A cash-starved company designs a special stock offering for those who funded their early operations.
What does a cash-starved company do when it needs to raise new equity but doesn't want to wash out the financial interests of its current shareholders and other investors? Seven-year-old Houston Biotechnology, in The Woodlands, Tex., faced that quandary earlier this year. Its solution: design a special stock offering for those who funded the company's early operations. Using that approach, the ophthalmic-drug company raised $3.3 million last August. More equity will be available if investors exercise their stock-purchase warrants.
Houston Biotech began scouting for capital in 1991, says CEO Russell Denson, when the cash from two prior financings -- an equity deal and a research-and-development partnership -- was starting to thin. Partly because of weak investor demand for biotech stocks, the prospects for a conventional stock offering seemed dim. "We recognized we'd have to sell stock at well below what we thought it was worth," Denson says. That's when the company hit on the idea of giving first "rights" to new stock to the existing stable of investors, an approach that's more typical in Europe than in the United States.

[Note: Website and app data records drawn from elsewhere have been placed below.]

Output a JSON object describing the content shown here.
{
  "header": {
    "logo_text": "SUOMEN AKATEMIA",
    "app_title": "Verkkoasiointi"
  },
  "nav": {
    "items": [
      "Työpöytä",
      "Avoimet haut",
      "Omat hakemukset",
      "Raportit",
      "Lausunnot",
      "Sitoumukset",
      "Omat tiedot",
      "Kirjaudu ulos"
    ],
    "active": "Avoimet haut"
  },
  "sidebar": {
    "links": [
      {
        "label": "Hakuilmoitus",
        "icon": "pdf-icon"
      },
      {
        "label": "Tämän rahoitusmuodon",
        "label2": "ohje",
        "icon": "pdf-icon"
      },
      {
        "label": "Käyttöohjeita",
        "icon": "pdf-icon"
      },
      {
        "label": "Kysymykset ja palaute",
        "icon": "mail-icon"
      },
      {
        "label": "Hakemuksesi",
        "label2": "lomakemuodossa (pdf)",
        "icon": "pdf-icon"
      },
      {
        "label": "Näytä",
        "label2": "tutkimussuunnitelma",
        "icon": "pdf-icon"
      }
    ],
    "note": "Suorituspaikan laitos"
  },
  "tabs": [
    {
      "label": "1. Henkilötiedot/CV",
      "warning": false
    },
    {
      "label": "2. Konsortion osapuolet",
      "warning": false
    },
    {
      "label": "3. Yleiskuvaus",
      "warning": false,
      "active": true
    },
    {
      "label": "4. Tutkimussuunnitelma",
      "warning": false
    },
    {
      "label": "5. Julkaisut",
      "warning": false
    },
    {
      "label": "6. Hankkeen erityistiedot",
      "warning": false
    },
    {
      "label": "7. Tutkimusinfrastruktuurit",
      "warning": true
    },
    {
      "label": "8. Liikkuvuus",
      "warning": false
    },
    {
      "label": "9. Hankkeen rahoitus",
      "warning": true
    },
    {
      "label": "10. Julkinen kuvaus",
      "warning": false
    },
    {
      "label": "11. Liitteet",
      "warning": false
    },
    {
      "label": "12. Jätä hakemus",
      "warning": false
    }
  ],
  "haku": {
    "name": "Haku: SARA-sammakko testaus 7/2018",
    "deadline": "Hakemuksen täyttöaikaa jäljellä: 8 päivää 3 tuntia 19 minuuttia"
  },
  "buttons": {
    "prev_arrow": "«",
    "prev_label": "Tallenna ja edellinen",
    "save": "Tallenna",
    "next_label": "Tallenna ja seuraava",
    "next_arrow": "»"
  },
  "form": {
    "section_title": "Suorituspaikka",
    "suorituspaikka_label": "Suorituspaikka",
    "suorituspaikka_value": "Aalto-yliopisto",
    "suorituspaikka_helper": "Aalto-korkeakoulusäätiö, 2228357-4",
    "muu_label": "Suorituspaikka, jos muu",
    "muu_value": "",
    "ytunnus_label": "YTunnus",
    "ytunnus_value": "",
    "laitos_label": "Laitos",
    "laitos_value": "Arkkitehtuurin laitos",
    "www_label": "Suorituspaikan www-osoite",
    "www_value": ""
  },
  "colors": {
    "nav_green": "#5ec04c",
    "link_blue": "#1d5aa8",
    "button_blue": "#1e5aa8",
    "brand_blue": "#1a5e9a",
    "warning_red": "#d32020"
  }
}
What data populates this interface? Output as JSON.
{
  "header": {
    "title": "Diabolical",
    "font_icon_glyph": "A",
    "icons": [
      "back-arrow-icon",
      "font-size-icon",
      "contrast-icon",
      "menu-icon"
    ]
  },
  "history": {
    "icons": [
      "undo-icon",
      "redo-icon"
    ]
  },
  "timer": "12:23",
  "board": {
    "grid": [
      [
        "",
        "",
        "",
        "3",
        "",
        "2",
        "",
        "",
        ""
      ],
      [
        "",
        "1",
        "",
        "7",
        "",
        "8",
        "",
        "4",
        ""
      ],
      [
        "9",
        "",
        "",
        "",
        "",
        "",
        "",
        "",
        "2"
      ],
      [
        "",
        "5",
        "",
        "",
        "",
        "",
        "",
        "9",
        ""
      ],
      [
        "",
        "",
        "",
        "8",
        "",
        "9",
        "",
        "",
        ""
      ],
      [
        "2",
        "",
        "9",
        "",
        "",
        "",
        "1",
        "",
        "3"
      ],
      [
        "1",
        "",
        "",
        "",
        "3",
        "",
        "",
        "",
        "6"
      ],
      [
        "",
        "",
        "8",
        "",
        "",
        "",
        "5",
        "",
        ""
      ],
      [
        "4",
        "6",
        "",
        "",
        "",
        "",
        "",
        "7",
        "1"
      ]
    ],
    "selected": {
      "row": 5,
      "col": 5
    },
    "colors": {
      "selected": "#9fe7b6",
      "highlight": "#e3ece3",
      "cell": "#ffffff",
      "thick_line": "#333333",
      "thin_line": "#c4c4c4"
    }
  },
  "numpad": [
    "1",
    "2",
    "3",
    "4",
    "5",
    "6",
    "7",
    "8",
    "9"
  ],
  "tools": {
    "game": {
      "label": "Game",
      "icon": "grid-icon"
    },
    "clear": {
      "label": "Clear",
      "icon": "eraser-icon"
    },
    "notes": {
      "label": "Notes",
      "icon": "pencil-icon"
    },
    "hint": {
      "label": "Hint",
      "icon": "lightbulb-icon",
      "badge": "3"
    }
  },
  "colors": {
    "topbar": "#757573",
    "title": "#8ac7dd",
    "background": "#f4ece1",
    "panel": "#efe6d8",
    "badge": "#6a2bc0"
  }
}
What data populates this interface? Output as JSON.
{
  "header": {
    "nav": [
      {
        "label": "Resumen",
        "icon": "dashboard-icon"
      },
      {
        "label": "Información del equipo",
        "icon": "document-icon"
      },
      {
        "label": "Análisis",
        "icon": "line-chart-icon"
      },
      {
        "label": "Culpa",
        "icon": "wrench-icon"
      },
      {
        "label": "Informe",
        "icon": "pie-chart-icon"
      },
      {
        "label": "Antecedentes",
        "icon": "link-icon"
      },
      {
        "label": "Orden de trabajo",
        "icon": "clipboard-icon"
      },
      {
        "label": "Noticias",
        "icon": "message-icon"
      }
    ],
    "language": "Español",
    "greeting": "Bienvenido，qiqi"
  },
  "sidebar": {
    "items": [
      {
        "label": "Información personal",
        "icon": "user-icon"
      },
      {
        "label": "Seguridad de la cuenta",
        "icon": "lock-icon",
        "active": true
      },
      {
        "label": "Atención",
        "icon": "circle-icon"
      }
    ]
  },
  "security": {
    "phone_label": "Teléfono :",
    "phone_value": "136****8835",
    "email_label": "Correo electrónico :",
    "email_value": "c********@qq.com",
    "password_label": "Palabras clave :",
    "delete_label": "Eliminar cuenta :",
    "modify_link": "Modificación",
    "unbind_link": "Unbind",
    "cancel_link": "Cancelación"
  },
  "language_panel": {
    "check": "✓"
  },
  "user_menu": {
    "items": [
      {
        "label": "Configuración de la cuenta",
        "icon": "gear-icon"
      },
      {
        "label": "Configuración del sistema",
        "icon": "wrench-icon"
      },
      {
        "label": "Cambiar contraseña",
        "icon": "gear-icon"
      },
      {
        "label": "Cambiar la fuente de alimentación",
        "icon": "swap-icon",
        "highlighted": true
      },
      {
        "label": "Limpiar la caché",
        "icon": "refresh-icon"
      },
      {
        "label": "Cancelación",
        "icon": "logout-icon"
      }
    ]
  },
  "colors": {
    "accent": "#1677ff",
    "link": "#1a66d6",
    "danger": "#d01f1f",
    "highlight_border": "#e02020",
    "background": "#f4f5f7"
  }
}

Houston Biotech devised a formula based on the level of an individual's original investment. "It allowed us to go out and market to each person directly," notes Denson. Those with a $10,000 stake in the company, for instance, automatically were given 1,000 new shares of stock; for $2,500 more they got 500 additional shares, plus warrants to buy 250 extra shares at $5 each within two years, $10 each for three years thereafter. Participants in the deal could also purchase a limited number of additional shares for even less. Overall, says Denson, about 15% of the eligible investors bought into the offering.